▶ WHAT IS BEING ASKED
Each line below is to be copied exactly; images do not go into the copy.

▶ MATERIAL FOR THE TASK

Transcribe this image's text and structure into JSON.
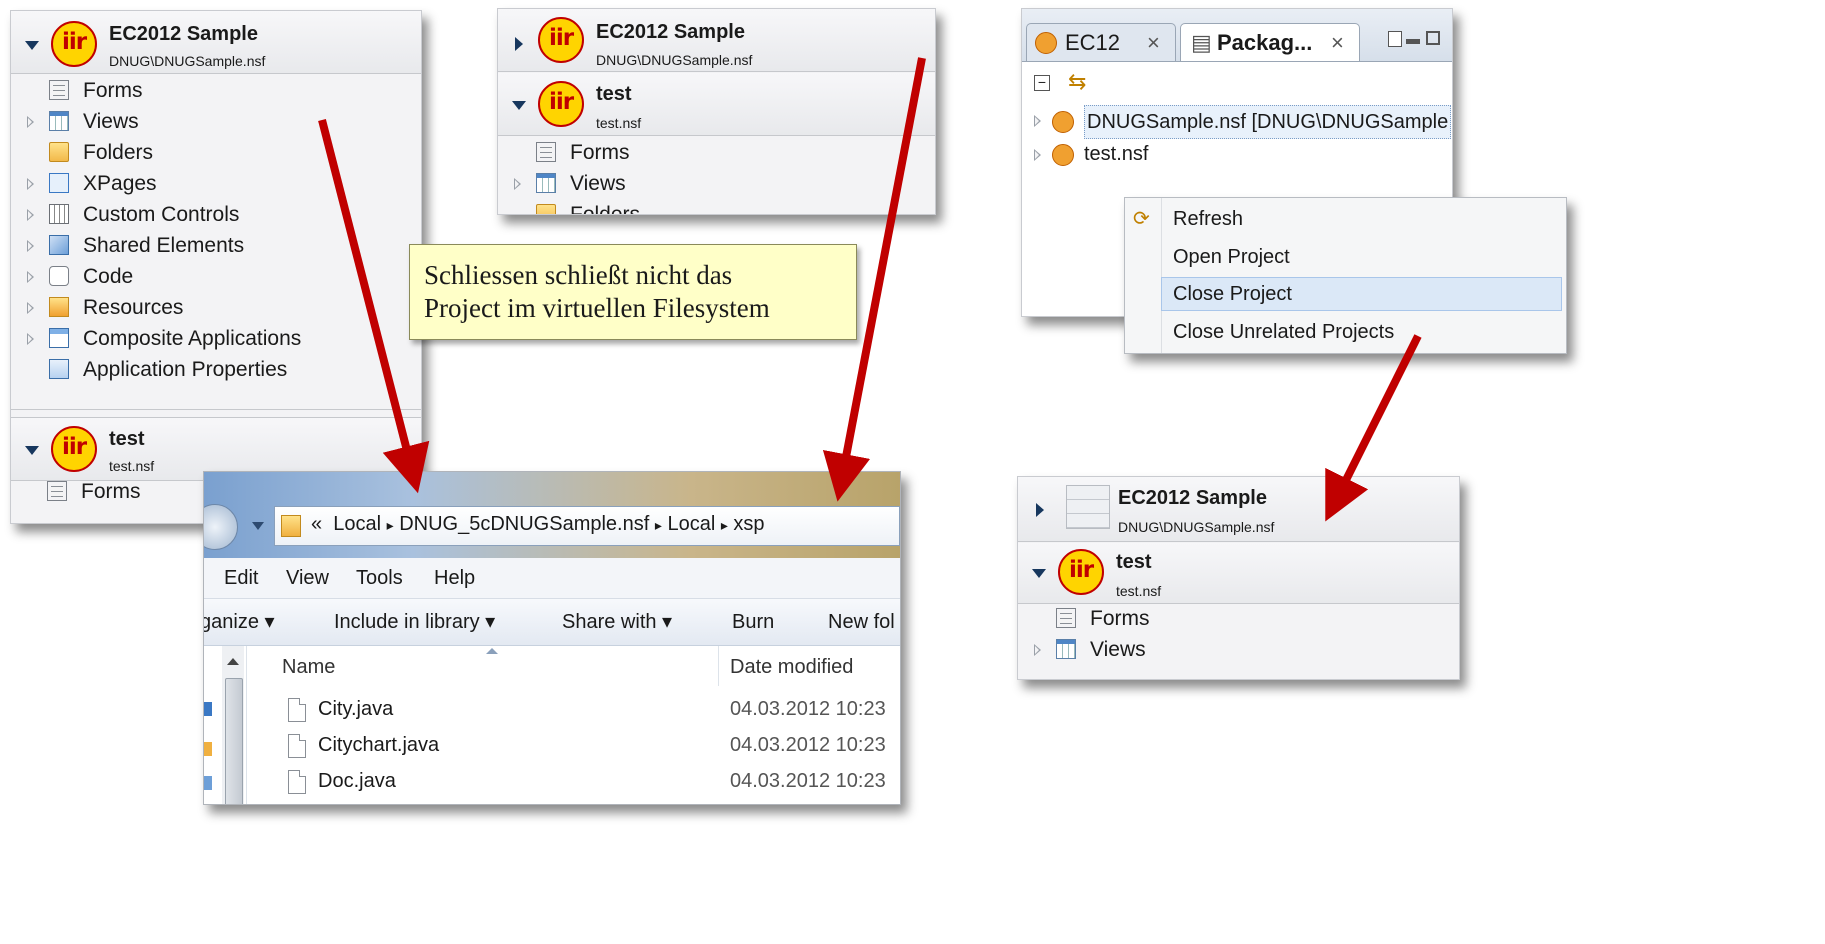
{
  "colors": {
    "arrow": "#c00000",
    "callout_bg": "#ffffc8",
    "logo_yellow": "#ffd400",
    "logo_red": "#c00000"
  },
  "logo_text": "iir",
  "panel1": {
    "db1": {
      "title": "EC2012 Sample",
      "subtitle": "DNUG\\DNUGSample.nsf"
    },
    "items": [
      {
        "label": "Forms",
        "icon": "form-icon"
      },
      {
        "label": "Views",
        "icon": "view-icon"
      },
      {
        "label": "Folders",
        "icon": "folder-icon"
      },
      {
        "label": "XPages",
        "icon": "xpage-icon"
      },
      {
        "label": "Custom Controls",
        "icon": "custom-control-icon"
      },
      {
        "label": "Shared Elements",
        "icon": "shared-elements-icon"
      },
      {
        "label": "Code",
        "icon": "code-icon"
      },
      {
        "label": "Resources",
        "icon": "resources-icon"
      },
      {
        "label": "Composite Applications",
        "icon": "composite-app-icon"
      },
      {
        "label": "Application Properties",
        "icon": "app-properties-icon"
      }
    ],
    "db2": {
      "title": "test",
      "subtitle": "test.nsf"
    },
    "db2_items": [
      {
        "label": "Forms"
      }
    ]
  },
  "panel2": {
    "db1": {
      "title": "EC2012 Sample",
      "subtitle": "DNUG\\DNUGSample.nsf"
    },
    "db2": {
      "title": "test",
      "subtitle": "test.nsf"
    },
    "items": [
      {
        "label": "Forms"
      },
      {
        "label": "Views"
      },
      {
        "label": "Folders"
      }
    ]
  },
  "callout": {
    "line1": "Schliessen schließt nicht das",
    "line2": "Project im virtuellen Filesystem"
  },
  "package_explorer": {
    "tabs": [
      {
        "label": "EC12",
        "close": "×"
      },
      {
        "label": "Packag...",
        "close": "×"
      }
    ],
    "rows": [
      {
        "label": "DNUGSample.nsf [DNUG\\DNUGSample"
      },
      {
        "label": "test.nsf"
      }
    ]
  },
  "context_menu": {
    "items": [
      "Refresh",
      "Open Project",
      "Close Project",
      "Close Unrelated Projects"
    ],
    "highlighted": "Close Project"
  },
  "panel3": {
    "db1": {
      "title": "EC2012 Sample",
      "subtitle": "DNUG\\DNUGSample.nsf"
    },
    "db2": {
      "title": "test",
      "subtitle": "test.nsf"
    },
    "items": [
      {
        "label": "Forms"
      },
      {
        "label": "Views"
      }
    ]
  },
  "explorer": {
    "breadcrumb": {
      "prefix": "«",
      "parts": [
        "Local",
        "DNUG_5cDNUGSample.nsf",
        "Local",
        "xsp"
      ],
      "sep": "▸"
    },
    "menu": [
      "Edit",
      "View",
      "Tools",
      "Help"
    ],
    "toolbar": [
      "ganize ▾",
      "Include in library ▾",
      "Share with ▾",
      "Burn",
      "New fol"
    ],
    "columns": {
      "name": "Name",
      "date": "Date modified"
    },
    "files": [
      {
        "name": "City.java",
        "date": "04.03.2012 10:23"
      },
      {
        "name": "Citychart.java",
        "date": "04.03.2012 10:23"
      },
      {
        "name": "Doc.java",
        "date": "04.03.2012 10:23"
      }
    ]
  }
}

▶ EXERCISE ANSWER
Transcribe this image's text and structure into JSON.
{
  "colors": {
    "arrow": "#c00000",
    "callout_bg": "#ffffc8",
    "logo_yellow": "#ffd400",
    "logo_red": "#c00000"
  },
  "logo_text": "iir",
  "panel1": {
    "db1": {
      "title": "EC2012 Sample",
      "subtitle": "DNUG\\DNUGSample.nsf"
    },
    "items": [
      {
        "label": "Forms",
        "icon": "form-icon"
      },
      {
        "label": "Views",
        "icon": "view-icon"
      },
      {
        "label": "Folders",
        "icon": "folder-icon"
      },
      {
        "label": "XPages",
        "icon": "xpage-icon"
      },
      {
        "label": "Custom Controls",
        "icon": "custom-control-icon"
      },
      {
        "label": "Shared Elements",
        "icon": "shared-elements-icon"
      },
      {
        "label": "Code",
        "icon": "code-icon"
      },
      {
        "label": "Resources",
        "icon": "resources-icon"
      },
      {
        "label": "Composite Applications",
        "icon": "composite-app-icon"
      },
      {
        "label": "Application Properties",
        "icon": "app-properties-icon"
      }
    ],
    "db2": {
      "title": "test",
      "subtitle": "test.nsf"
    },
    "db2_items": [
      {
        "label": "Forms"
      }
    ]
  },
  "panel2": {
    "db1": {
      "title": "EC2012 Sample",
      "subtitle": "DNUG\\DNUGSample.nsf"
    },
    "db2": {
      "title": "test",
      "subtitle": "test.nsf"
    },
    "items": [
      {
        "label": "Forms"
      },
      {
        "label": "Views"
      },
      {
        "label": "Folders"
      }
    ]
  },
  "callout": {
    "line1": "Schliessen schließt nicht das",
    "line2": "Project im virtuellen Filesystem"
  },
  "package_explorer": {
    "tabs": [
      {
        "label": "EC12",
        "close": "×"
      },
      {
        "label": "Packag...",
        "close": "×"
      }
    ],
    "rows": [
      {
        "label": "DNUGSample.nsf [DNUG\\DNUGSample"
      },
      {
        "label": "test.nsf"
      }
    ]
  },
  "context_menu": {
    "items": [
      "Refresh",
      "Open Project",
      "Close Project",
      "Close Unrelated Projects"
    ],
    "highlighted": "Close Project"
  },
  "panel3": {
    "db1": {
      "title": "EC2012 Sample",
      "subtitle": "DNUG\\DNUGSample.nsf"
    },
    "db2": {
      "title": "test",
      "subtitle": "test.nsf"
    },
    "items": [
      {
        "label": "Forms"
      },
      {
        "label": "Views"
      }
    ]
  },
  "explorer": {
    "breadcrumb": {
      "prefix": "«",
      "parts": [
        "Local",
        "DNUG_5cDNUGSample.nsf",
        "Local",
        "xsp"
      ],
      "sep": "▸"
    },
    "menu": [
      "Edit",
      "View",
      "Tools",
      "Help"
    ],
    "toolbar": [
      "ganize ▾",
      "Include in library ▾",
      "Share with ▾",
      "Burn",
      "New fol"
    ],
    "columns": {
      "name": "Name",
      "date": "Date modified"
    },
    "files": [
      {
        "name": "City.java",
        "date": "04.03.2012 10:23"
      },
      {
        "name": "Citychart.java",
        "date": "04.03.2012 10:23"
      },
      {
        "name": "Doc.java",
        "date": "04.03.2012 10:23"
      }
    ]
  }
}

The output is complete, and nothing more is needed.